The queen bee is the first and most important bee in the hive. She lays all the eggs, so she needs to be healthy in order for her colony to thrive.
If the queen dies, it can cause major problems for your bees because there won’t be any new bees coming into the hive.
You might wonder how long it takes to replace a dead queen bee or if it’s even possible for bees to survive without one at all. In this article, we’ll answer those questions and more!
How fast does a dying queen bee gets replaced?
You may wonder how long it takes for the bees to replace their dead queen. It’s hard to say exactly, but a few days is probably a good guess. A new queen bee will be raised by either the old queen or the workers. If she isn’t raising a replacement herself, she’ll be helping them raise one instead.
If you want to test this theory yourself, try killing your bee colony (by removing all its honey and pollen) and see if they make it through winter before dying out completely!
If you want to know how long it takes for bees to replace their dead queen, the answer is about three days. When a colony loses its old queen, it’s time for a new one to rise. This process usually takes about two days before she starts laying eggs again.
How do you know if the queen bee is dead?
How can you tell if the queen is dead?
You’ll know it’s time to start looking for a new queen bee when you see these signs:
- The body of your old queen is cold or discolored. You might also notice that her wings are folded over her body and she seems smaller than she used to be. Her eyes may be partially closed, and her legs may look limp or even broken. If any of these conditions apply, then it’s likely time for a new queen bee!
- Your old queen hasn’t been seen in days. She could have died during hibernation, but if she didn’t come out in springtime with other bees (or if none of them did), then there’s probably something wrong with your hive that could affect its survival rate down the road. If this happens, contact us at once so we can help prevent further complications!
- Your hive has no activity. If you don’t see any bees flying around your hive or coming and going, then there’s a good chance it’s dead. If this happens, contact us at once so we can help prevent further complications!
What happens when the queen bee is dying?
When the queen bee is dying, it is often the case that she will be replaced by a new queen. If you kill her or remove her from the hive, then there will be no replacement for her and your hive will likely die out in a very short amount of time.
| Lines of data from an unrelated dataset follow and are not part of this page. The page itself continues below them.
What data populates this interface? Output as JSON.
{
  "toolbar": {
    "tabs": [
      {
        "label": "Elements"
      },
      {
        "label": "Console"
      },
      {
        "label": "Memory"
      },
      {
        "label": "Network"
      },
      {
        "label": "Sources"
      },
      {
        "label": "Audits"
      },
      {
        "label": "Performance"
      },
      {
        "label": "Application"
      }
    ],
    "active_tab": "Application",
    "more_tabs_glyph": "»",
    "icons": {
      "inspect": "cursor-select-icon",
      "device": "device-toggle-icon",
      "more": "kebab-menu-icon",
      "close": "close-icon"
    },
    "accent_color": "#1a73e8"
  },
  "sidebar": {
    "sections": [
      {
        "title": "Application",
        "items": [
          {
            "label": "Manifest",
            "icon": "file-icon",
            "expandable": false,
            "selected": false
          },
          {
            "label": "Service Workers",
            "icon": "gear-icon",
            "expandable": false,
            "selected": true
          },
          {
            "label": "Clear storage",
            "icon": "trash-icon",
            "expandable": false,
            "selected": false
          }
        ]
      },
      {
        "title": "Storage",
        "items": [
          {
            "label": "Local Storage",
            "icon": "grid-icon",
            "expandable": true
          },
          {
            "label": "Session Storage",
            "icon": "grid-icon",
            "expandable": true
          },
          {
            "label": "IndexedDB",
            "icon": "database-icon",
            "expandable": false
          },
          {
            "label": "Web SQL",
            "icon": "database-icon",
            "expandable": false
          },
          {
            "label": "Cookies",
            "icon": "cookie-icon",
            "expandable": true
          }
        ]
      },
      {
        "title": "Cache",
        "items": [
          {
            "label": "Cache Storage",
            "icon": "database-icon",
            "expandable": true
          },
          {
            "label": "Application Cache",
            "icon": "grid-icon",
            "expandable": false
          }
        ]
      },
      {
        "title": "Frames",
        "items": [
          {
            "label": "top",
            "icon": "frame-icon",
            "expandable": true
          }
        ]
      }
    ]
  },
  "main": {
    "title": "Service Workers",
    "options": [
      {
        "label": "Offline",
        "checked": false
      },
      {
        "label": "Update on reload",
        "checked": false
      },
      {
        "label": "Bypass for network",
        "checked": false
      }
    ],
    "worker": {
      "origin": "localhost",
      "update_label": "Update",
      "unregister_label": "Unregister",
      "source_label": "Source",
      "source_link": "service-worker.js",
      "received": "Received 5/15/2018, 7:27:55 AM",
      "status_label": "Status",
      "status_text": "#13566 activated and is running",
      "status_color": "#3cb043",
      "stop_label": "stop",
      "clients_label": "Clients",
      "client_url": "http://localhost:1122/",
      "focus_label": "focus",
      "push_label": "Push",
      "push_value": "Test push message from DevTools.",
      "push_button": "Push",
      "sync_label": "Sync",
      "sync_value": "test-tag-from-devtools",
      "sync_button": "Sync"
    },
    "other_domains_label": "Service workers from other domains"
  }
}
If you have a large hive, then this may not be an issue. However, if you only have a few hives or are new to beekeeping and don’t have many bees, then it might be best to leave the queen alone.
Why do you have to kill the queen bee?
When you kill a queen bee, the hive will die. The queen is the mother to all bees in a colony. If you kill her, there is no one left to lay eggs and the bees will not be able to reproduce any more. You will have to buy another queen bee if you want your colony alive again.
It is crucial that you only kill a queen bee when it is absolutely necessary. If you are not sure about whether or not a queen bee has been killed, then do not take any chances with your colony.
Can bees survive without a queen?
Yes, bees can survive without a queen. A hive will live as long as it has food and water. But if there are no new bees being born, the hive could eventually die out because it will not be able to replace its members when they die.
If your hive has no queen, the workers will raise one themselves! And this is not such a difficult task for them because they are clever creatures and know how to do many things on their own (including going far away from home).
The old queen leaves with some of her loyal followers, who then build their own colony somewhere else. Meanwhile, back in your hive—now without its former ruler—the workers raise up their new “queen bee.” She’ll stay with her worker friends until they’re ready to leave too; then she’ll head off into the wild blue yonder on her own adventure!
How much are queen bees worth?
Much like human royalty, queen bees are valuable for their lineage. The older and healthier a queen bee is, the more she’s worth. As far as age goes, the average lifespan of a wild queen bee is two years. But if you’re considering buying an older specimen to rear on your own, consider that they might have already produced several generations’ worth of offspring by then and won’t yet have died off completely; therefore their value will decrease accordingly.
For example: A middle-aged queen bee who has already had five or six nest mates (workers) is not as desirable as one who hasn’t had any yet but is still relatively young—say around five years old—and healthy enough to live another year or two in captivity before dying peacefully in her bed one night at age seven or eight years old.
As with humans and other animals alike, health issues can significantly affect the value of these insects: If you’re buying an older specimen from someone who didn’t take care of them properly (e.g., feeding them too much sugar), there’s no guarantee that they’ll survive long enough for you to sell them again down the road when their price rises even higher with each passing year.
In conclusion, it is important to know what happens if you kill queen bee. The answer depends on the situation and the bees’ needs, but one thing is for sure: they will survive without her. They just need time to adapt while they are looking for a new queen bee.